Now, Iain can fight the corner of his own little vested interest all he likes—and, let's face it, he's never pretended to be a libertarian—but he calls this so wrong that it's worth giving his wee face a little slapping.
I fundamentally disagree with him on the main issue. This is not about property rights. If you open your house to paying guests, it is no longer just your house.
BOOM! Wrong! This is why libertarians fundamentally disagree with the smoking ban, whether they be smokers or not: because a pub is, in fact, a private business.
You are running a business, just the same as anyone else, and you should be subject to the same laws as anyone else.
Sure. But maybe—just maybe—businesses should not be bound by these laws either. Ever considered that, Iain?
If you do not wish gay people, black people, Jews or anyone else in your house, don't open it to the public. Simple as that. No one would accept a shopowner refusing to serve a particular type of person, would they?
No, Iain. And that's why public opinion is rather more important than the law. These days, a shop that displayed a sign saying "no blacks, no poofs and no Etonians" would be boycotted by anyone who isn't a colossal bigot. Now, it might be that a large proportion of the British public are bigots, but...
... perhaps you should leave the decision to individuals, rather than slapping blanket laws of people to force them to live by your personal morals.
Now, to a dedicated statist like Iain Dale this is, of course, unconscionable. The state should force private businesses to behave like Iain wants them to—in short, that private businesses should belong to the state (as long, of course, as that state is run by the party that Iain hero-worships).
Get a grip, Iain: businesses are private entities, just as individuals are. In fact, they are recognised as private individuals in the law that you are suddenly so fond of.
And so, once again, Iain Dale shows himself to be an oppressor of individuals' rights, and a statist of the most disgusting type—a man who claims that he believes in personal freedom, except when your morals are opposed to his. In which case, of course, he will use violence to ensure that—at least outwardly—you agree with him.
Wake up! Freedom means tolerating those things that you dislike, as well as those things that you do like.
Iain Dale has failed that test—and not for the first time.
UPDATE: for the benefit of commenter Phil Dickens, here is a brief 101 on how libertarianism applies to this case.
- The central tenet of libertarianism is the non-aggression axiom: that is "you shall not initiate force or fraud against someone's life, liberty or property".
- Inherent in this is a strong belief in property rights—your body is considered to be your property and, thus, so is your liberty and the property that you have justly acquired through the application of your life and liberty.
- The shop that you run is your property.
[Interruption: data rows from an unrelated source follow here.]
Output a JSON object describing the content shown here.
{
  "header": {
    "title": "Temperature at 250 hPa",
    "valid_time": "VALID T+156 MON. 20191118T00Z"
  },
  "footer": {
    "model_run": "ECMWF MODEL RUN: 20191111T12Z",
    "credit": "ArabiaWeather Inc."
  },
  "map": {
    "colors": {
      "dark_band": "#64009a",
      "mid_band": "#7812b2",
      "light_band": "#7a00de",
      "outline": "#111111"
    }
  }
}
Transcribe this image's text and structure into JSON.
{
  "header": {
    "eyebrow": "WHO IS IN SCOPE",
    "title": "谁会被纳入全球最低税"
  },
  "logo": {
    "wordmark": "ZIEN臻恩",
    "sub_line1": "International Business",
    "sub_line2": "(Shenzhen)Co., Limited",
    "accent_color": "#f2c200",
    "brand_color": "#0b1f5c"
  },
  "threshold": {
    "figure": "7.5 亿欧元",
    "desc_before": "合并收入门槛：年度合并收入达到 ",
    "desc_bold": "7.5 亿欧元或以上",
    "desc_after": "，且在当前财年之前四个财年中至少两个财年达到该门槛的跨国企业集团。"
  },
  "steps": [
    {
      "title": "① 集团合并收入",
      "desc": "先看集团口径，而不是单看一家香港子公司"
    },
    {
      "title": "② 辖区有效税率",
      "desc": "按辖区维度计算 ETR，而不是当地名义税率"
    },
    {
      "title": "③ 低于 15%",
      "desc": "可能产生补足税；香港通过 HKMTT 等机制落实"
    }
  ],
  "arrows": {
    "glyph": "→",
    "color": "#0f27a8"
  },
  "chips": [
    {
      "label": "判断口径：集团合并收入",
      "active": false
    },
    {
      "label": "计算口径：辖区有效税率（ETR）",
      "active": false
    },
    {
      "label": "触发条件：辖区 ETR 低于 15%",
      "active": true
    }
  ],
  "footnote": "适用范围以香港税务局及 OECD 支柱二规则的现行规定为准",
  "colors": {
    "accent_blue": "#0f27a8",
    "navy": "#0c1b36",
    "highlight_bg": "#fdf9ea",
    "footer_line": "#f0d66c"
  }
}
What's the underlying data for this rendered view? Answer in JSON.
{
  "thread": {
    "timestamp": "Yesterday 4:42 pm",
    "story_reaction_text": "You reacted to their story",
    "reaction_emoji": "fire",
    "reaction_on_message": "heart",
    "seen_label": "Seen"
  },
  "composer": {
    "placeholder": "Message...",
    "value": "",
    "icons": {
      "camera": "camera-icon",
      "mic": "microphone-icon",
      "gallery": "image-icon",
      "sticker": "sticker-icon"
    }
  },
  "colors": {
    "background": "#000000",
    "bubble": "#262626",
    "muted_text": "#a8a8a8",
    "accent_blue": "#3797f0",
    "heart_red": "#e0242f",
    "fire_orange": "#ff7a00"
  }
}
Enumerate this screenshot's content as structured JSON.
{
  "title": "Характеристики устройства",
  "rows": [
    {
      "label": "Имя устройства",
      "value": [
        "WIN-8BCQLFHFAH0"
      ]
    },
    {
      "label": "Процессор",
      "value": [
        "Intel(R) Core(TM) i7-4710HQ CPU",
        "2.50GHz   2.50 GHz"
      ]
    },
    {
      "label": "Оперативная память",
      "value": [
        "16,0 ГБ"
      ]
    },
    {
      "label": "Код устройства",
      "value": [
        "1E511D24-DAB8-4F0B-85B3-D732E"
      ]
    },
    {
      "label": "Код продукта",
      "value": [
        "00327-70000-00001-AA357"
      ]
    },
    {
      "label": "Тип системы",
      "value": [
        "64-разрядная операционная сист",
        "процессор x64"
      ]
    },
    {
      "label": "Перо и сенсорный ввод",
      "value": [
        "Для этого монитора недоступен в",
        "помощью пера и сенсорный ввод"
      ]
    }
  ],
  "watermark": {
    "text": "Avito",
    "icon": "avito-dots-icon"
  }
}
Anyone who tells you how your shop should be run is infringing on your property rights, thus violating the non-aggression axiom.
- Blacks, gays and Etonians do not have a right to buy stuff from your shop—you do have the right to refuse to serve them. It would make you a bit of a shit, but that is, nonetheless, the case.
- The disgusted community do not have the right, for instance, to show its displeasure by throwing bricks through your window. It does have the right to boycott your shop because of your unpleasant ideas; nothing says that anyone must buy from you, or give you their money, and they can refuse to buy from you and thus make your business fail.
Of course, someone might set up a rival shop, selling anything to anyone—they will not be closing off a large section of the market as the bigot is. That person might be, for instance, an Asian who also happens to work harder than the bigot; the Asian thus not only serves the whole market, but also prices his goods more cheaply—money talks and people go to his shop and realise that maybe these Asian fellows are not the demons that they've been painted as.
The Asian's shop thrives, whilst the bigot's becomes less and less frequented. Indeed, as the Asian community grows bigger and the surrounding community less fearful of the interlopers—realising that Asian people are, in fact, humans just like them—the Asian shopkeeper starts to branch out. Instead of stocking only traditional corner-shop goods, the Asian shopkeeper starts to import the exotic fruits and vegetables that he is used to in his land of origin.
The Asian community start to flock to his shop and the indigenous community start, slowly but with increasing momentum, to discover the diversity of foods out there. Instead of buying the usual carrots, potatoes and other earthy vegetables, the wider community starts being introduced to mangoes, okra, sweet pumpkin, taro and other assorted delicacies.
People also start being introduced to new ways to cook things—the concept of "curry", for instance, might become so ubiquitous that it's almost seen as something indigenous. Further people who might never have become curious about far away places are, as travel becomes cheaper (partly as a result of enterprising Asians taking holidays back to their countries of origin), able to visit these places and further appreciate the culture that the Asian shopkeeper has come from.
And so on and so forth...
At the end of all this, the community has become enriched, by trade and the interaction of human beings—not by laws handed down from on high and enforced by violence. In the meantime, of course, the bigot's shop has long gone bust, and the bitter old cunt has joined the BNP.
UPDATE 2: more on this by the Libertarian Party's Head of Policy.